May 14, 1999

New findings debunk theory about so-called Alzheimer’s gene

New findings debunk theory about so-called Alzheimer's gene

The news last summer that a gene on chromosome 12 was associated with increased risk of developing Alzheimer's disease was hailed as a breakthrough.

In the May issue of Nature Genetics, however, a multi-center team including Vanderbilt's Program in Human Genetics reports that the findings cannot be replicated.

Alzheimer's disease is the most common cause of senile dementia and afflicts more than four million people in the United States. Patients suffer a progressive decline in cognitive, neural, and muscular functions.

Relatively few genes have been linked to this devastating disease, the causes of which remain largely unknown. In fact, before last summer's report, only the gene encoding a variant of apolipoprotein E had been associated with elevated risk of late-onset Alzheimer's, the most common form of the disease. The identification of another genetic risk factor, a variant of the alpha-2-macroglobulin gene (A2M-2), was considered a major step forward.

"The increase in risk for Alzheimer's disease caused by A2M-2 was suggested to be equal to or greater than that of the epsilon 4 variant of apolipoprotein E, the strongest risk factor for Alzheimer's known to date," said Jonathan L. Haines, Ph.D., associate professor of Molecular Physiology and Biophysics and director of the Program in Human Genetics.

Alpha-2-macroglobulin was a logical suspect in the hunt for Alzheimer's culprits.
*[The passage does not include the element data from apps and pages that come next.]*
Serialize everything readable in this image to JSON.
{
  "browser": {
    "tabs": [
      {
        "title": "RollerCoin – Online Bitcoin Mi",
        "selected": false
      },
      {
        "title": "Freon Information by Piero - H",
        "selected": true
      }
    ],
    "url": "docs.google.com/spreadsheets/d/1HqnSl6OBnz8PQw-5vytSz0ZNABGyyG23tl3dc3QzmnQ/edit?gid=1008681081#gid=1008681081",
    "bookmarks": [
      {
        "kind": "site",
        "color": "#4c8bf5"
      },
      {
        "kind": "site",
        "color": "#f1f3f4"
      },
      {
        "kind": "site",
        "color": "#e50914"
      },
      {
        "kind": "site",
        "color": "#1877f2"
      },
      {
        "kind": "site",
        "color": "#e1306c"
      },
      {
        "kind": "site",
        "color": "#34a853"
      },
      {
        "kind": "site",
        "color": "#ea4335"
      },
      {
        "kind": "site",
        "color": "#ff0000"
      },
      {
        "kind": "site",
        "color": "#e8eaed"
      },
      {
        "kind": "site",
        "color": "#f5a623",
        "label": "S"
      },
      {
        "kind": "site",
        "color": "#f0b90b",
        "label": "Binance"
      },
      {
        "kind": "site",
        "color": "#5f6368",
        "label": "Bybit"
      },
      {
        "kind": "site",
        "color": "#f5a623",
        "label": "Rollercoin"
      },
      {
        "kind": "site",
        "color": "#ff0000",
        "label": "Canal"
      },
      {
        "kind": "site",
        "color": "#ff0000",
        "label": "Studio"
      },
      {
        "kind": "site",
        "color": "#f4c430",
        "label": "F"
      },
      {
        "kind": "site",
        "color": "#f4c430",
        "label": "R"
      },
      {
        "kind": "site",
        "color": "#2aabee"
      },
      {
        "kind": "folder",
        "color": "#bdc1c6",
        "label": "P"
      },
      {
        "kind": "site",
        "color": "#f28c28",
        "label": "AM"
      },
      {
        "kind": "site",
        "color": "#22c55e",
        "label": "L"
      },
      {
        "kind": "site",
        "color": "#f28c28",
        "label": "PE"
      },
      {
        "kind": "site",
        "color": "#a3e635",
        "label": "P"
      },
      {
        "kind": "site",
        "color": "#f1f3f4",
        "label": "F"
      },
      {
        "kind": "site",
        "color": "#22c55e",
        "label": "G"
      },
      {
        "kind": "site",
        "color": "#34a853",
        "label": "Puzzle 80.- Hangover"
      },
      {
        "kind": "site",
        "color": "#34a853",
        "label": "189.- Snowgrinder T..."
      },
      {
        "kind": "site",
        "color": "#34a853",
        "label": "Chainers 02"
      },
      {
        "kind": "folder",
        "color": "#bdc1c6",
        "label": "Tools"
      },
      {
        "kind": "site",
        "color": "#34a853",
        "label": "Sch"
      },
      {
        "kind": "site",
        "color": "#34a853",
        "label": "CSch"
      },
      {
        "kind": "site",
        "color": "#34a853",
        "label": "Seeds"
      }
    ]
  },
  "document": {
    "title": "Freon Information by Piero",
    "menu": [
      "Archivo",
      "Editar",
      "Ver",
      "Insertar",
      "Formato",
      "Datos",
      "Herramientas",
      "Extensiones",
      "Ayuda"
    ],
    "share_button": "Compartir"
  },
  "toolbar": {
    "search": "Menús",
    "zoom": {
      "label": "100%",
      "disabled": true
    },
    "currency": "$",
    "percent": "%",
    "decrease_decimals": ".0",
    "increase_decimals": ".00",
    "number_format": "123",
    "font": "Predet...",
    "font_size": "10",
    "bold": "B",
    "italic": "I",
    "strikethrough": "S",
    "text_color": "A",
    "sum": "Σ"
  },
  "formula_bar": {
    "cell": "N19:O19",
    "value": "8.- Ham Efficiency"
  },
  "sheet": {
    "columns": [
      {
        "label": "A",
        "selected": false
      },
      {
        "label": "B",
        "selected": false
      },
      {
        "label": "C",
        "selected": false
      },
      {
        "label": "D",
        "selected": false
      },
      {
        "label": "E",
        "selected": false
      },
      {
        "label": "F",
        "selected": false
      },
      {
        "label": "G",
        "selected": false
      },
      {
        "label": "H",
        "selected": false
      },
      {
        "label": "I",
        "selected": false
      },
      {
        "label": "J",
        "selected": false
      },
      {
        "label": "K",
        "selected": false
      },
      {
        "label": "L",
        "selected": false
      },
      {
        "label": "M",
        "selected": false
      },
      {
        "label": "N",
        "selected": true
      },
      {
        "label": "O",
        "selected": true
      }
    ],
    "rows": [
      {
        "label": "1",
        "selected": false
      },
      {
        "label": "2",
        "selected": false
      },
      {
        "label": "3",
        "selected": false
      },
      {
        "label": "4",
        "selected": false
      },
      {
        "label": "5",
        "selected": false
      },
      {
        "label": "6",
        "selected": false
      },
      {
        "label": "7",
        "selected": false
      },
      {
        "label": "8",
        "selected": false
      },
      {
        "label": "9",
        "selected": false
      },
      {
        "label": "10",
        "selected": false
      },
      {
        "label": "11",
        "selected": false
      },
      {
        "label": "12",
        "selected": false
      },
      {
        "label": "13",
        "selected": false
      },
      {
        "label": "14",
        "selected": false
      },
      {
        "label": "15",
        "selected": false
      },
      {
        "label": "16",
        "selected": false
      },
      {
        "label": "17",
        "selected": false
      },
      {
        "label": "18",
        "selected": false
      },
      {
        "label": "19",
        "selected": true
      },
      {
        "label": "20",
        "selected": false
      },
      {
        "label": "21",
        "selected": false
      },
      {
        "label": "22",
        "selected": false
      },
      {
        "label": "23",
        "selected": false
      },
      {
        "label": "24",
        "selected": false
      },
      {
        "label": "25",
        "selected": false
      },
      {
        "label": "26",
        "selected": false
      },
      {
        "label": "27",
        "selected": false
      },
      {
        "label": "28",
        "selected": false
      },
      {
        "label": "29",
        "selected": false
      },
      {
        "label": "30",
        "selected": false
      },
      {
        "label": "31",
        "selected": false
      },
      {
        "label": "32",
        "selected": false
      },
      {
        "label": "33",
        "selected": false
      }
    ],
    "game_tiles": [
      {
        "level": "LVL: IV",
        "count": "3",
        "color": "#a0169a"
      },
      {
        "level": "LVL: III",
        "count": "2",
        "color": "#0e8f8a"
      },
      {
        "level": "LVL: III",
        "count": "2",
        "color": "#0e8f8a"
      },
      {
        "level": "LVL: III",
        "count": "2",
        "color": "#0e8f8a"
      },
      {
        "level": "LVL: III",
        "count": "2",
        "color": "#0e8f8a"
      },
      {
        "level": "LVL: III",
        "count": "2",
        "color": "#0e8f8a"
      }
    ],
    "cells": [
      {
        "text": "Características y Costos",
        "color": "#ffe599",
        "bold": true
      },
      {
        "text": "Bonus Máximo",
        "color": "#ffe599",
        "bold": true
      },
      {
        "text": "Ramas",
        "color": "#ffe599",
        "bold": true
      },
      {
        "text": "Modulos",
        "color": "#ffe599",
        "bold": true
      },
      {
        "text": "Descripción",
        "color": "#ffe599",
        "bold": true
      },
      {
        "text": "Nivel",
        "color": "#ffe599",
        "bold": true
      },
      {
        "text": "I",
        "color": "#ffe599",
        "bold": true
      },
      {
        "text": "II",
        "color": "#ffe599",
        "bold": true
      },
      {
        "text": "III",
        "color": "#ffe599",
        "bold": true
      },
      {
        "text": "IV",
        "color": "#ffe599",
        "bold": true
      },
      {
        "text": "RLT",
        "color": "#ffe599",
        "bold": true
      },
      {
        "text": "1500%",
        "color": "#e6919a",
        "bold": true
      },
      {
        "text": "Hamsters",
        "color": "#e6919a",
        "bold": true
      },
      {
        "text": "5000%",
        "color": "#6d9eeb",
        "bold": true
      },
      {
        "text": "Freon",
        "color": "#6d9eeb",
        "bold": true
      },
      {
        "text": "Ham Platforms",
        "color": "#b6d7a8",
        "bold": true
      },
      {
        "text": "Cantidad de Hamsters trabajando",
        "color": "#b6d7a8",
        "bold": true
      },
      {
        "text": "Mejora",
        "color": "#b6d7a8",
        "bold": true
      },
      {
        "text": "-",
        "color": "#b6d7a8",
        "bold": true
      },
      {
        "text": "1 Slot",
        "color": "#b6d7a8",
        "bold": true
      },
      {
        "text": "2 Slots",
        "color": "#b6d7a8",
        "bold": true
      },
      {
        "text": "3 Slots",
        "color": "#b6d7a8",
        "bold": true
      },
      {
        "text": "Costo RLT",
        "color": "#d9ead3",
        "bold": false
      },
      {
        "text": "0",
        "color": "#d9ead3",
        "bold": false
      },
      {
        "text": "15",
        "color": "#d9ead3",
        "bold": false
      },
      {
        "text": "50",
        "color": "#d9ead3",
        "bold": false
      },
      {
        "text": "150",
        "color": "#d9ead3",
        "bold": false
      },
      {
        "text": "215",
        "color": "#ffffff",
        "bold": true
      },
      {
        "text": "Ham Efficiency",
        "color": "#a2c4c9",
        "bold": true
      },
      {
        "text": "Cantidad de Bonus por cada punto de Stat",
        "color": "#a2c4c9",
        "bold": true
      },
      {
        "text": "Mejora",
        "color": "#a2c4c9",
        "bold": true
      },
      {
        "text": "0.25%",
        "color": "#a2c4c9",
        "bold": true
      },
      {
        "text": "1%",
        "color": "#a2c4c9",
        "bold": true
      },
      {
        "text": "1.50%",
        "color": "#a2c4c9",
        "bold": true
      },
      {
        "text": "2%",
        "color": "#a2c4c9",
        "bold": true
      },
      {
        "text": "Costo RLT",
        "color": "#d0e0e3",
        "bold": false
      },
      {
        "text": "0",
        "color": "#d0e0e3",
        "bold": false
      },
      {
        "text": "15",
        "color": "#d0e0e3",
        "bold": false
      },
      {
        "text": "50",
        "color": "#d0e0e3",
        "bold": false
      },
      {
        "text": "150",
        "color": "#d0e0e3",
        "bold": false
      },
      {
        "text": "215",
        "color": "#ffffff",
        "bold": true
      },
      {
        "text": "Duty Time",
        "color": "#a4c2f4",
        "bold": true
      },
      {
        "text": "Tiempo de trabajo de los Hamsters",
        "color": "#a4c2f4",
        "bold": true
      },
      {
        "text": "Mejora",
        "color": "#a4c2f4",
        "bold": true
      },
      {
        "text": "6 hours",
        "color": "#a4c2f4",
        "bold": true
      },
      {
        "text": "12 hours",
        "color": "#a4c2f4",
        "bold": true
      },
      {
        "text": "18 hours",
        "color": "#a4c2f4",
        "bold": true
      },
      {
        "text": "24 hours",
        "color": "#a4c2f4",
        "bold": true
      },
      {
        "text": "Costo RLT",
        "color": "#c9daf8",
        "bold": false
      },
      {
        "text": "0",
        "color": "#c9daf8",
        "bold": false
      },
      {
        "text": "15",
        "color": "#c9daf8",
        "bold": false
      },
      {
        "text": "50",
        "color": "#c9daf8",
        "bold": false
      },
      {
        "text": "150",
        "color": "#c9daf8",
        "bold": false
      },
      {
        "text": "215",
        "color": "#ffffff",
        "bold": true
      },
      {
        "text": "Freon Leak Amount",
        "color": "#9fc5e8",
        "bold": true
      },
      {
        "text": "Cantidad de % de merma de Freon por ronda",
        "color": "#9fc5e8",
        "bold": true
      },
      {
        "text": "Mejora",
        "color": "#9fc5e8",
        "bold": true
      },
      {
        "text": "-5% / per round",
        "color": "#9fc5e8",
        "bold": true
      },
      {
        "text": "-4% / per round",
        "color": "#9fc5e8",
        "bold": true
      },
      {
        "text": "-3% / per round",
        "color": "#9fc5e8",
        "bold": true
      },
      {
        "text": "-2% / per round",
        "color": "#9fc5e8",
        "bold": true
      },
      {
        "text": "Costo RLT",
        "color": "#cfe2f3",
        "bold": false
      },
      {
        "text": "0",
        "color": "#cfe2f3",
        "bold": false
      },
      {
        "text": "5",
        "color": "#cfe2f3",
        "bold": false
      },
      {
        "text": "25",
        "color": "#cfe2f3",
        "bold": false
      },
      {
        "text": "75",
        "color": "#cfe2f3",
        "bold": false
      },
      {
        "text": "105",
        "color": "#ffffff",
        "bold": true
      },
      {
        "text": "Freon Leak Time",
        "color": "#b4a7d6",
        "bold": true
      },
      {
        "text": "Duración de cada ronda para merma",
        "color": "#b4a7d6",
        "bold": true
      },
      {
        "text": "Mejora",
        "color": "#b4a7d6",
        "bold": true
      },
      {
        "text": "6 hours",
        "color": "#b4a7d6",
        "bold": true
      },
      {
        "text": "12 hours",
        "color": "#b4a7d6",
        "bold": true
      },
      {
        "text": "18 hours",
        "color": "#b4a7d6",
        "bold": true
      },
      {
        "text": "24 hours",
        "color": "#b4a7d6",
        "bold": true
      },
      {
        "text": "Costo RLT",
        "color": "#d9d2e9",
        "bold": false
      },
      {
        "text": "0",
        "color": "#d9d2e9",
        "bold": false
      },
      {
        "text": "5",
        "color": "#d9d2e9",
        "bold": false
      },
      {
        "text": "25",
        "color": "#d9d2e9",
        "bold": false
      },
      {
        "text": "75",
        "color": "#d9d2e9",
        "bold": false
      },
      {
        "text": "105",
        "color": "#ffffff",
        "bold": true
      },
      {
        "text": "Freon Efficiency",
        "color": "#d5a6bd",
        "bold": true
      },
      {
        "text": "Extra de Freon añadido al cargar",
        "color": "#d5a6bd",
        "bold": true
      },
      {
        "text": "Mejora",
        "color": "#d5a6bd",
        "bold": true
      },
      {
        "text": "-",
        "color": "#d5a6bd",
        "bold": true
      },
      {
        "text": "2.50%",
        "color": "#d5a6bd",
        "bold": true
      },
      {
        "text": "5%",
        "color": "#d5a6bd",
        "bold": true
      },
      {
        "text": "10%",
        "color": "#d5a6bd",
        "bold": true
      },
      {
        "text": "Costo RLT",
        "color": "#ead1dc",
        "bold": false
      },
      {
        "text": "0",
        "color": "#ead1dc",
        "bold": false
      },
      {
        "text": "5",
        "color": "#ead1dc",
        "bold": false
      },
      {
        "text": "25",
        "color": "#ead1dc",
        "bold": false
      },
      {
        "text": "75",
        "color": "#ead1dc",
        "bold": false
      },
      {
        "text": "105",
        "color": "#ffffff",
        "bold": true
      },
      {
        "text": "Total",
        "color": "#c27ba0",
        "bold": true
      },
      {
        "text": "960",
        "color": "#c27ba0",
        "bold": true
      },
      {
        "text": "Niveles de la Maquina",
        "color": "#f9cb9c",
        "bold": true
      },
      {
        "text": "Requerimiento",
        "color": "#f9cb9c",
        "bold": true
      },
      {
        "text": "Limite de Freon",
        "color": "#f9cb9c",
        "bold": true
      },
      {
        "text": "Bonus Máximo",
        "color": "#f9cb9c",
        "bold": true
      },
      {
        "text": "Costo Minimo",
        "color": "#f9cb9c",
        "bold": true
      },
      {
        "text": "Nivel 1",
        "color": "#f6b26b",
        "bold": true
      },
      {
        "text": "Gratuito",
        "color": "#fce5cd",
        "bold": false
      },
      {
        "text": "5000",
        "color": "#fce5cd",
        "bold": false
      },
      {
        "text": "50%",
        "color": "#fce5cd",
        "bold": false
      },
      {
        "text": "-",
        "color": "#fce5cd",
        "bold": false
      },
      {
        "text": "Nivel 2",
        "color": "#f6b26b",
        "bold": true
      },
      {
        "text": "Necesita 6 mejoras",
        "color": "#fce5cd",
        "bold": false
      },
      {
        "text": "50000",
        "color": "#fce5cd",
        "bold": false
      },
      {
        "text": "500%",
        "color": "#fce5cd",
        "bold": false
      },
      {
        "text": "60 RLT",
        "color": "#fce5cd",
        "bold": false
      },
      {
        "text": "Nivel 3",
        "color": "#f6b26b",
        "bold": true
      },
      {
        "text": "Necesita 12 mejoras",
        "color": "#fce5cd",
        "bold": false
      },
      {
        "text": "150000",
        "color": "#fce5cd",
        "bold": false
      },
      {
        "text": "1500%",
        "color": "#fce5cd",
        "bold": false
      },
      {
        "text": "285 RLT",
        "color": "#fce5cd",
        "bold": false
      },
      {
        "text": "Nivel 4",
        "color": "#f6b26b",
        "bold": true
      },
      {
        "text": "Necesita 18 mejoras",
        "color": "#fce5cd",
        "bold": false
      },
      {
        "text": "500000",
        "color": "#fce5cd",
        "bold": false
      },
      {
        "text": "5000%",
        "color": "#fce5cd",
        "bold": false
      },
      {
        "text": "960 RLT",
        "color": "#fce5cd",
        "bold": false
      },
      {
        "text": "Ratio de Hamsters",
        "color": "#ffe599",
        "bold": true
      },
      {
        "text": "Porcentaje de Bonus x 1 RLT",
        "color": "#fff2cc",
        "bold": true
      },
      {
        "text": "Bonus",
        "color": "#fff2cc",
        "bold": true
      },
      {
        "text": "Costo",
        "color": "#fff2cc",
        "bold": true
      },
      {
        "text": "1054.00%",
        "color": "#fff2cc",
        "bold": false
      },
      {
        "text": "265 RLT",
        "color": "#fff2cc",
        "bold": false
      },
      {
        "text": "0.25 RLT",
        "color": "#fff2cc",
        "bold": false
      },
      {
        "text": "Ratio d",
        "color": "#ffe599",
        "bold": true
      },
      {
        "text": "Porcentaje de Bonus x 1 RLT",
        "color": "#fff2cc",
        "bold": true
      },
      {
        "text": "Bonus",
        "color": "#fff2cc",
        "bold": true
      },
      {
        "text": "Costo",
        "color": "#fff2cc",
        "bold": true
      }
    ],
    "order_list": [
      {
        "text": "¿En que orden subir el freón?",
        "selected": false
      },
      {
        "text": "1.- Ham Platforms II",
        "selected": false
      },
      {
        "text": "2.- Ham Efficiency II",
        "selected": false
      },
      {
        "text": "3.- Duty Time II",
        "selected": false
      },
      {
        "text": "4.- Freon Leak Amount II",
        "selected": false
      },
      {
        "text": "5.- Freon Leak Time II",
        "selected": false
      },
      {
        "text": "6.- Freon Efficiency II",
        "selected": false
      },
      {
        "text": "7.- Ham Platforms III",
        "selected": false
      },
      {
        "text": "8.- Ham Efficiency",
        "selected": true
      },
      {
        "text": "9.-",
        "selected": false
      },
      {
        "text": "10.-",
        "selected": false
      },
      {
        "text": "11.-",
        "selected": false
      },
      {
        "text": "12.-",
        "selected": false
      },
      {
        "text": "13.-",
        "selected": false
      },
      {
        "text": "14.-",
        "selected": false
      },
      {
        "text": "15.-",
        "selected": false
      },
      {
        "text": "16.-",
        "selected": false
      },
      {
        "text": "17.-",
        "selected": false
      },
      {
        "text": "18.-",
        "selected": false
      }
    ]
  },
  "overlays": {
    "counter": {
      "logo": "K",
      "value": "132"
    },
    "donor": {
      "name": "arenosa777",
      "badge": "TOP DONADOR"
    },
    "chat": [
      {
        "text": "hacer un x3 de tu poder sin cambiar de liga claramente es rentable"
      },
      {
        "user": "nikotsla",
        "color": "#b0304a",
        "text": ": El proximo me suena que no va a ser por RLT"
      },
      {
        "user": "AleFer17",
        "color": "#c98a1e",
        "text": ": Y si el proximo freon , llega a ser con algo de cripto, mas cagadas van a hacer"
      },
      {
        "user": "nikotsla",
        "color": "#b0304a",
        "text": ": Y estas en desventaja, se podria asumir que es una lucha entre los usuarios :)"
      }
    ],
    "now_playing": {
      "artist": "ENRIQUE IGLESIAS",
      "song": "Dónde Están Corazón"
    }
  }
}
It can act as a kind of molecular "bouncer," escorting potentially toxic proteins out of the synapse – the space between neurons. Since one of the proteins it removes is beta amyloid, a hallmark component of the plaques and tangles that characterize Alzheimer's disease, a defective alpha-2-macroglobulin might allow beta amyloid buildup and toxicity.

In addition, the alpha-2-macroglobulin gene (A2M) is located in the broad region of chromosome 12 that was linked to Alzheimer's disease susceptibility by Haines and colleagues in 1997. So the association made sense, but it needed to be confirmed in other groups of families.

The current study evaluated the A2M gene in more than 100 Alzheimer's families, consisting of multiple members afflicted with the disease. The study also included nearly 400 cases of sporadic Alzheimer's disease and 320 age-matched cognitively normal controls.

"There was no evidence for an association between the A2M-2 variant and increased Alzheimer's risk in any patient sample," Haines said. "We also showed that there were no detectable biochemical defects in the mutant alpha-2-macroglobulin protein encoded by the A2M-2 variant."

Despite negating the link between A2M-2 and Alzheimer's, the researchers maintain that there is still strong and reproducible evidence for a genetic defect on chromosome 12 that does elevate risk of Alzheimer's.

"It's pretty clear that the search for the chromosome 12 Alzheimer's gene must continue. There are several other genes in this region that we are looking at now," Haines said. "Identifying this gene will provide the potential for improved diagnosis as well as better understanding of the mechanisms causing Alzheimer's disease."

The multi-center effort included researchers at Boston University School of Medicine, Duke University Medical Center, and the University of Toronto. The studies were supported by the NIH, the Medical Research Council of Canada, the Alzheimer Society of Ontario, and the Alzheimer Association.